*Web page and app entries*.
○ ○ ○ ○ ○

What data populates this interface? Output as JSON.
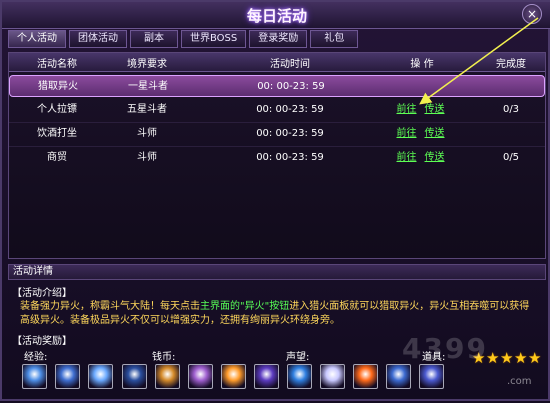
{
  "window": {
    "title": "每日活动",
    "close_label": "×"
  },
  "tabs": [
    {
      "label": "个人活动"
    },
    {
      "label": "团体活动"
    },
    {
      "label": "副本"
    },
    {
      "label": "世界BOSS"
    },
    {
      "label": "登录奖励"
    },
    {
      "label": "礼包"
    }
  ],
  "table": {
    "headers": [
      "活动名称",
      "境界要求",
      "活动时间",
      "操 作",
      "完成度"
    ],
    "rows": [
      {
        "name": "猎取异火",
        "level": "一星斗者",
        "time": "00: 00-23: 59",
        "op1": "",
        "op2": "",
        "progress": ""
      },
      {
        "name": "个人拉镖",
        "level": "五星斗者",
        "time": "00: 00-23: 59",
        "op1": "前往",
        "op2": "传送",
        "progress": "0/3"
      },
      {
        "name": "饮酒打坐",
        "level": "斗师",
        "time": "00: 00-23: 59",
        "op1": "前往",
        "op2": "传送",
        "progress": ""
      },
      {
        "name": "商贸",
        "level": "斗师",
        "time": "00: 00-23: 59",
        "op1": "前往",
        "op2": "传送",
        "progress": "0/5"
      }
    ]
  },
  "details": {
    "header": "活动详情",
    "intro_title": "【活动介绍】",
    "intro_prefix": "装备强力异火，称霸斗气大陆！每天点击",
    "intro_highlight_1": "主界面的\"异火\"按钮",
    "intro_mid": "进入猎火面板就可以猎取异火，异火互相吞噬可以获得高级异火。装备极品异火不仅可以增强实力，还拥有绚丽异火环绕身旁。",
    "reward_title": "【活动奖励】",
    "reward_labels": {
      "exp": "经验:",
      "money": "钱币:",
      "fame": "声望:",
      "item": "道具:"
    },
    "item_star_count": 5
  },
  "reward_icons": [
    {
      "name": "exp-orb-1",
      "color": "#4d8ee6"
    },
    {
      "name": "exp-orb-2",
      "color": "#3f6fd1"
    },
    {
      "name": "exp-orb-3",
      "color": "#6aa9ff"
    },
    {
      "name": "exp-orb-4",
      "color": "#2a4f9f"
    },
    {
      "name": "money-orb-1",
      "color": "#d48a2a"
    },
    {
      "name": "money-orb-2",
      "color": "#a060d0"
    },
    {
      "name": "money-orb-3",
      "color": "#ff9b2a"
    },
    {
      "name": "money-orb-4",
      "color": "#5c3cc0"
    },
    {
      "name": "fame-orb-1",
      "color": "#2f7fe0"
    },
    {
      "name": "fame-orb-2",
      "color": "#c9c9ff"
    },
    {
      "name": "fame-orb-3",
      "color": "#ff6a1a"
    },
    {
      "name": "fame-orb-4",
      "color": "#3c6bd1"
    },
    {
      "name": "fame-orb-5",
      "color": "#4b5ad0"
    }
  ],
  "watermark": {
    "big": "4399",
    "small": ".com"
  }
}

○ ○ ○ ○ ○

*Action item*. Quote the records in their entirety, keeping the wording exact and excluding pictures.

*Result*.
What data populates this interface? Output as JSON.
{
  "window": {
    "title": "每日活动",
    "close_label": "×"
  },
  "tabs": [
    {
      "label": "个人活动"
    },
    {
      "label": "团体活动"
    },
    {
      "label": "副本"
    },
    {
      "label": "世界BOSS"
    },
    {
      "label": "登录奖励"
    },
    {
      "label": "礼包"
    }
  ],
  "table": {
    "headers": [
      "活动名称",
      "境界要求",
      "活动时间",
      "操 作",
      "完成度"
    ],
    "rows": [
      {
        "name": "猎取异火",
        "level": "一星斗者",
        "time": "00: 00-23: 59",
        "op1": "",
        "op2": "",
        "progress": ""
      },
      {
        "name": "个人拉镖",
        "level": "五星斗者",
        "time": "00: 00-23: 59",
        "op1": "前往",
        "op2": "传送",
        "progress": "0/3"
      },
      {
        "name": "饮酒打坐",
        "level": "斗师",
        "time": "00: 00-23: 59",
        "op1": "前往",
        "op2": "传送",
        "progress": ""
      },
      {
        "name": "商贸",
        "level": "斗师",
        "time": "00: 00-23: 59",
        "op1": "前往",
        "op2": "传送",
        "progress": "0/5"
      }
    ]
  },
  "details": {
    "header": "活动详情",
    "intro_title": "【活动介绍】",
    "intro_prefix": "装备强力异火，称霸斗气大陆！每天点击",
    "intro_highlight_1": "主界面的\"异火\"按钮",
    "intro_mid": "进入猎火面板就可以猎取异火，异火互相吞噬可以获得高级异火。装备极品异火不仅可以增强实力，还拥有绚丽异火环绕身旁。",
    "reward_title": "【活动奖励】",
    "reward_labels": {
      "exp": "经验:",
      "money": "钱币:",
      "fame": "声望:",
      "item": "道具:"
    },
    "item_star_count": 5
  },
  "reward_icons": [
    {
      "name": "exp-orb-1",
      "color": "#4d8ee6"
    },
    {
      "name": "exp-orb-2",
      "color": "#3f6fd1"
    },
    {
      "name": "exp-orb-3",
      "color": "#6aa9ff"
    },
    {
      "name": "exp-orb-4",
      "color": "#2a4f9f"
    },
    {
      "name": "money-orb-1",
      "color": "#d48a2a"
    },
    {
      "name": "money-orb-2",
      "color": "#a060d0"
    },
    {
      "name": "money-orb-3",
      "color": "#ff9b2a"
    },
    {
      "name": "money-orb-4",
      "color": "#5c3cc0"
    },
    {
      "name": "fame-orb-1",
      "color": "#2f7fe0"
    },
    {
      "name": "fame-orb-2",
      "color": "#c9c9ff"
    },
    {
      "name": "fame-orb-3",
      "color": "#ff6a1a"
    },
    {
      "name": "fame-orb-4",
      "color": "#3c6bd1"
    },
    {
      "name": "fame-orb-5",
      "color": "#4b5ad0"
    }
  ],
  "watermark": {
    "big": "4399",
    "small": ".com"
  }
}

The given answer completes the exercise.